### [TRY IT]
Search the entries below for the word "Багц", then copy each line in which it is found.
[RECORDS TO USE — start]
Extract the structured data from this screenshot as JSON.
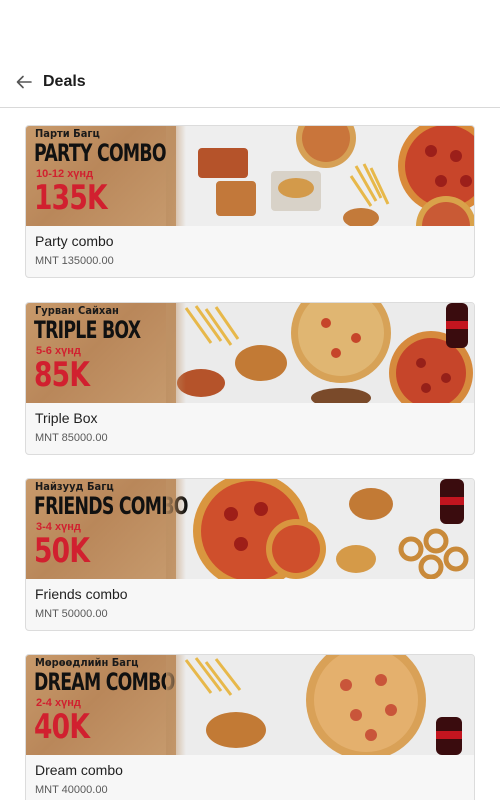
{
  "header": {
    "title": "Deals",
    "back_icon": "arrow-left-icon"
  },
  "deals": [
    {
      "banner_sub": "Парти Багц",
      "banner_name": "PARTY COMBO",
      "banner_people": "10-12 хүнд",
      "banner_price": "135K",
      "title": "Party combo",
      "price": "MNT 135000.00"
    },
    {
      "banner_sub": "Гурван Сайхан",
      "banner_name": "TRIPLE BOX",
      "banner_people": "5-6 хүнд",
      "banner_price": "85K",
      "title": "Triple Box",
      "price": "MNT 85000.00"
    },
    {
      "banner_sub": "Найзууд Багц",
      "banner_name": "FRIENDS COMBO",
      "banner_people": "3-4 хүнд",
      "banner_price": "50K",
      "title": "Friends combo",
      "price": "MNT 50000.00"
    },
    {
      "banner_sub": "Мөрөөдлийн Багц",
      "banner_name": "DREAM COMBO",
      "banner_people": "2-4 хүнд",
      "banner_price": "40K",
      "title": "Dream combo",
      "price": "MNT 40000.00"
    }
  ],
  "colors": {
    "accent_red": "#d1202f",
    "kraft": "#c89a6b",
    "card_bg": "#f7f7f7",
    "divider": "#d9d9d9"
  }
}
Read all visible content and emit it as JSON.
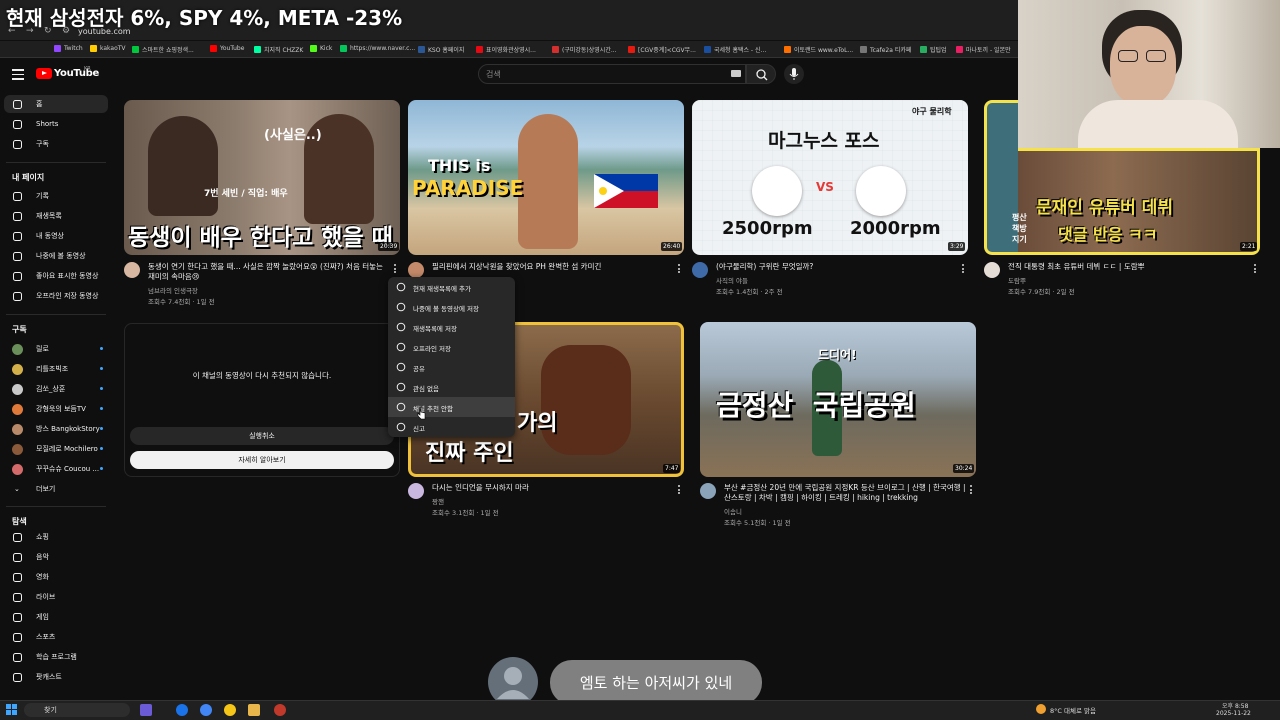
{
  "overlay": {
    "headline": "현재 삼성전자 6%, SPY 4%, META -23%",
    "caption": "엠토 하는 아저씨가 있네"
  },
  "browser": {
    "url": "youtube.com",
    "bookmarks": [
      "Twitch",
      "kakaoTV",
      "스마트한 쇼핑정색...",
      "YouTube",
      "치지직 CHZZK",
      "Kick",
      "https://www.naver.c...",
      "KSO 홈페이지",
      "표이영화관상영시...",
      "(구미강동)상영시간...",
      "[CGV중계]<CGV무...",
      "국세청 홈택스 - 신...",
      "이토랜드 www.eToL...",
      "Tcafe2a 티카페",
      "팁팁업",
      "마나토끼 - 일본만"
    ],
    "colors": {
      "bg": "#1f1f1f"
    }
  },
  "youtube": {
    "wordmark": "YouTube",
    "country": "KR",
    "search_placeholder": "검색",
    "sidebar": {
      "main": [
        {
          "label": "홈",
          "icon": "home-icon"
        },
        {
          "label": "Shorts",
          "icon": "shorts-icon"
        },
        {
          "label": "구독",
          "icon": "subscriptions-icon"
        }
      ],
      "you_heading": "내 페이지",
      "you": [
        {
          "label": "기록",
          "icon": "history-icon"
        },
        {
          "label": "재생목록",
          "icon": "playlist-icon"
        },
        {
          "label": "내 동영상",
          "icon": "my-videos-icon"
        },
        {
          "label": "나중에 볼 동영상",
          "icon": "watch-later-icon"
        },
        {
          "label": "좋아요 표시한 동영상",
          "icon": "like-icon"
        },
        {
          "label": "오프라인 저장 동영상",
          "icon": "download-icon"
        }
      ],
      "subs_heading": "구독",
      "subs": [
        {
          "label": "릴로",
          "color": "#6b8f5a"
        },
        {
          "label": "리틀조빅조",
          "color": "#d4b04a"
        },
        {
          "label": "김쏘_상훈",
          "color": "#c9c9c9"
        },
        {
          "label": "강형욱의 보듬TV",
          "color": "#e07a3b"
        },
        {
          "label": "방스 BangkokStory",
          "color": "#b88a6a"
        },
        {
          "label": "모질레로 Mochilero",
          "color": "#8a5a3b"
        },
        {
          "label": "꾸꾸슈슈 Coucou ...",
          "color": "#d46a6a"
        }
      ],
      "more": "더보기",
      "explore_heading": "탐색",
      "explore": [
        {
          "label": "쇼핑",
          "icon": "shopping-icon"
        },
        {
          "label": "음악",
          "icon": "music-icon"
        },
        {
          "label": "영화",
          "icon": "movie-icon"
        },
        {
          "label": "라이브",
          "icon": "live-icon"
        },
        {
          "label": "게임",
          "icon": "gaming-icon"
        },
        {
          "label": "스포츠",
          "icon": "sports-icon"
        },
        {
          "label": "학습 프로그램",
          "icon": "learning-icon"
        },
        {
          "label": "팟캐스트",
          "icon": "podcast-icon"
        }
      ]
    },
    "videos": [
      {
        "title": "동생이 연기 한다고 했을 때... 사실은 깜짝 놀랐어요😲 (진짜?) 처음 터놓는재미의 속마음😢",
        "channel": "넘브라의 인생극장",
        "meta": "조회수 7.4천회 · 1일 전",
        "duration": "20:39",
        "thumb_text": "동생이 배우 한다고 했을 때",
        "thumb_sub": "7번 세빈 / 직업: 배우",
        "thumb_bubble": "(사실은..)"
      },
      {
        "title": "필리핀에서 지상낙원을 찾았어요 PH 완벽한 섬 카미긴",
        "channel": "",
        "meta": "",
        "duration": "26:40",
        "thumb_text1": "THIS is",
        "thumb_text2": "PARADISE"
      },
      {
        "title": "(야구물리학) 구위란 무엇일까?",
        "channel": "사직의 야들",
        "meta": "조회수 1.4천회 · 2주 전",
        "duration": "3:29",
        "thumb_title": "마그누스 포스",
        "thumb_badge": "야구 물리학",
        "rpm_left": "2500rpm",
        "rpm_right": "2000rpm",
        "vs": "VS"
      },
      {
        "title": "전직 대통령 최초 유튜버 데뷔 ㄷㄷ | 도람뿌",
        "channel": "도람뿌",
        "meta": "조회수 7.9천회 · 2일 전",
        "duration": "2:21",
        "thumb_line1": "문재인 유튜버 데뷔",
        "thumb_line2": "댓글 반응 ㅋㅋ",
        "thumb_side": "평산 책방지기"
      },
      {
        "title": "다시는 인디언을 무시하지 마라",
        "channel": "짱깬",
        "meta": "조회수 3.1천회 · 1일 전",
        "duration": "7:47",
        "thumb_text1": "가의",
        "thumb_text2": "진짜 주인"
      },
      {
        "title": "부산 #금정산 20년 만에 국립공원 지정KR 등산 브이로그 | 산행 | 한국여행 | 산스토랑 | 차박 | 캠핑 | 하이킹 | 트레킹 | hiking | trekking",
        "channel": "이솜니",
        "meta": "조회수 5.1천회 · 1일 전",
        "duration": "30:24",
        "thumb_text": "금정산  국립공원",
        "thumb_bubble": "드디어!"
      }
    ],
    "not_interested": {
      "message": "이 채널의 동영상이 다시 추천되지 않습니다.",
      "undo": "실행취소",
      "learn_more": "자세히 알아보기"
    },
    "context_menu": [
      {
        "label": "현재 재생목록에 추가",
        "icon": "queue-icon"
      },
      {
        "label": "나중에 볼 동영상에 저장",
        "icon": "clock-icon"
      },
      {
        "label": "재생목록에 저장",
        "icon": "bookmark-icon"
      },
      {
        "label": "오프라인 저장",
        "icon": "download-icon"
      },
      {
        "label": "공유",
        "icon": "share-icon"
      },
      {
        "label": "관심 없음",
        "icon": "block-icon"
      },
      {
        "label": "채널 추천 안함",
        "icon": "minus-circle-icon"
      },
      {
        "label": "신고",
        "icon": "flag-icon"
      }
    ]
  },
  "taskbar": {
    "search": "찾기",
    "weather": "8°C 대체로 맑음",
    "time": "오후 8:58",
    "date": "2025-11-22"
  }
}
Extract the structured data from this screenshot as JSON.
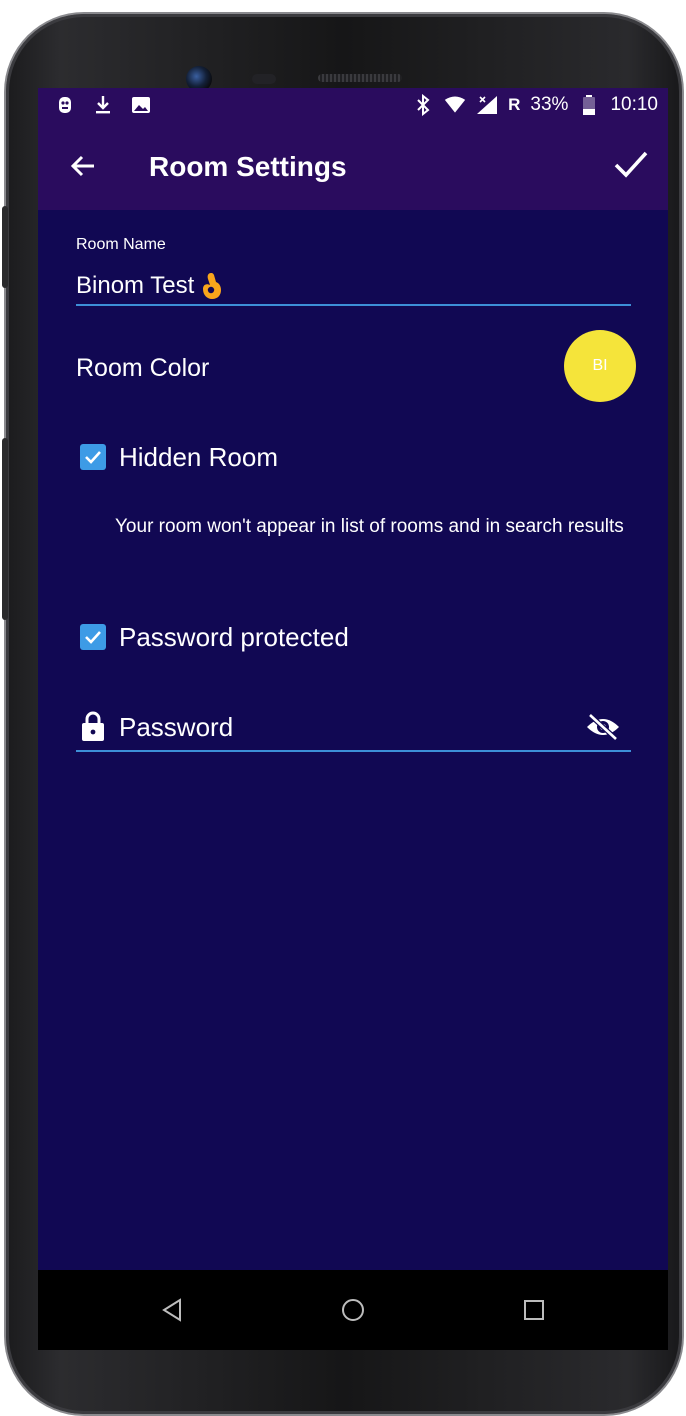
{
  "status_bar": {
    "left_icons": [
      "debug-icon",
      "download-icon",
      "image-icon"
    ],
    "right_icons": [
      "bluetooth-icon",
      "wifi-icon",
      "signal-icon"
    ],
    "roaming": "R",
    "battery": "33%",
    "time": "10:10"
  },
  "app_bar": {
    "title": "Room Settings",
    "back_icon": "arrow-back-icon",
    "confirm_icon": "check-icon"
  },
  "room_name": {
    "label": "Room Name",
    "value": "Binom Test",
    "emoji": "ok-hand-emoji"
  },
  "room_color": {
    "label": "Room Color",
    "avatar_initials": "BI",
    "color": "#f5e43a"
  },
  "hidden_room": {
    "label": "Hidden Room",
    "checked": true,
    "helper": "Your room won't appear in list of rooms and in search results"
  },
  "password_protected": {
    "label": "Password protected",
    "checked": true
  },
  "password": {
    "placeholder": "Password",
    "visibility_icon": "eye-off-icon"
  },
  "colors": {
    "background": "#110853",
    "toolbar": "#2a0c5e",
    "accent": "#3d9be6"
  },
  "nav_bar": {
    "icons": [
      "back-triangle-icon",
      "home-circle-icon",
      "recents-square-icon"
    ]
  }
}
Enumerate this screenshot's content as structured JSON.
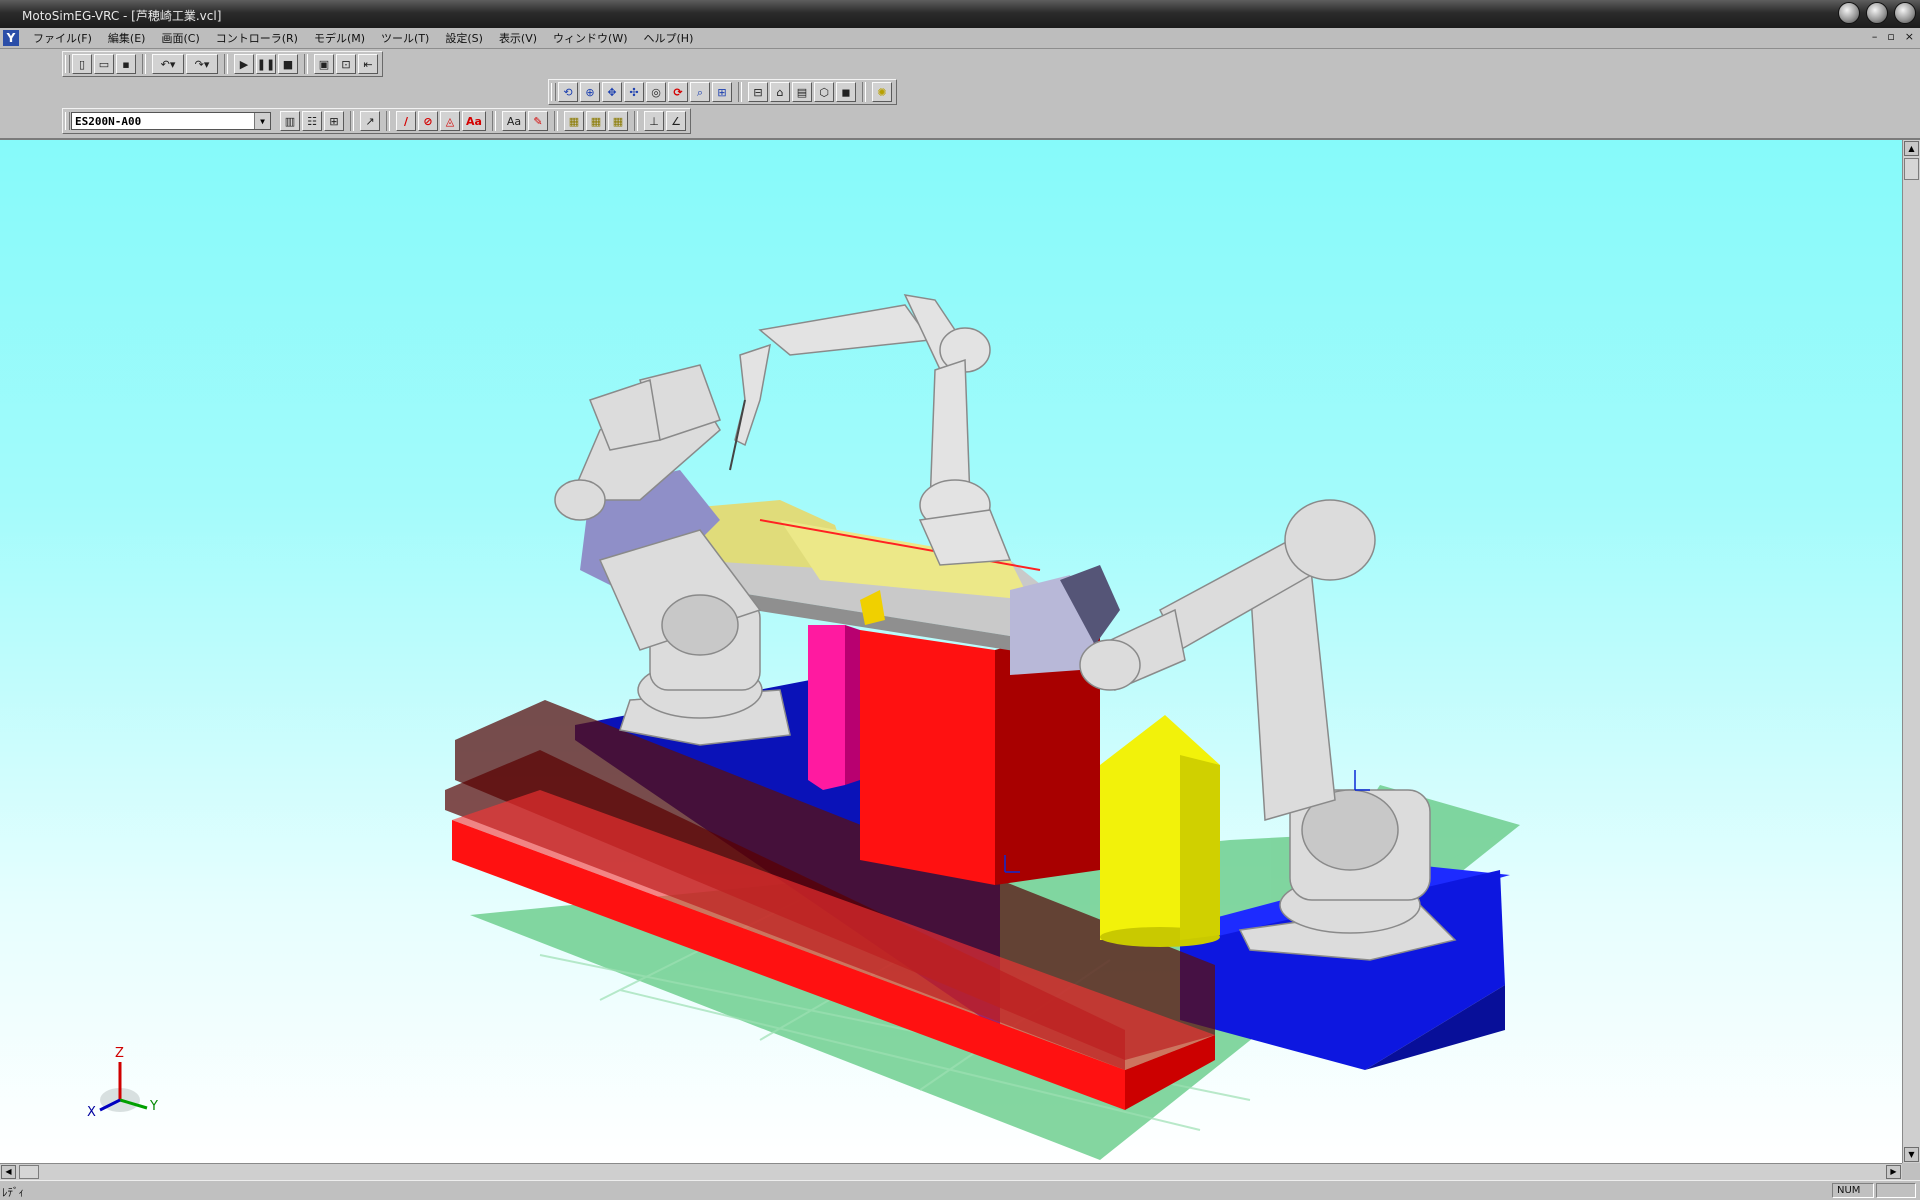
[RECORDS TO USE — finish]
### [RESPONSE AREA]
      "banner_sub": "Парти Багц",
      "banner_sub": "Найзууд Багц",
      "banner_sub": "Мөрөөдлийн Багц",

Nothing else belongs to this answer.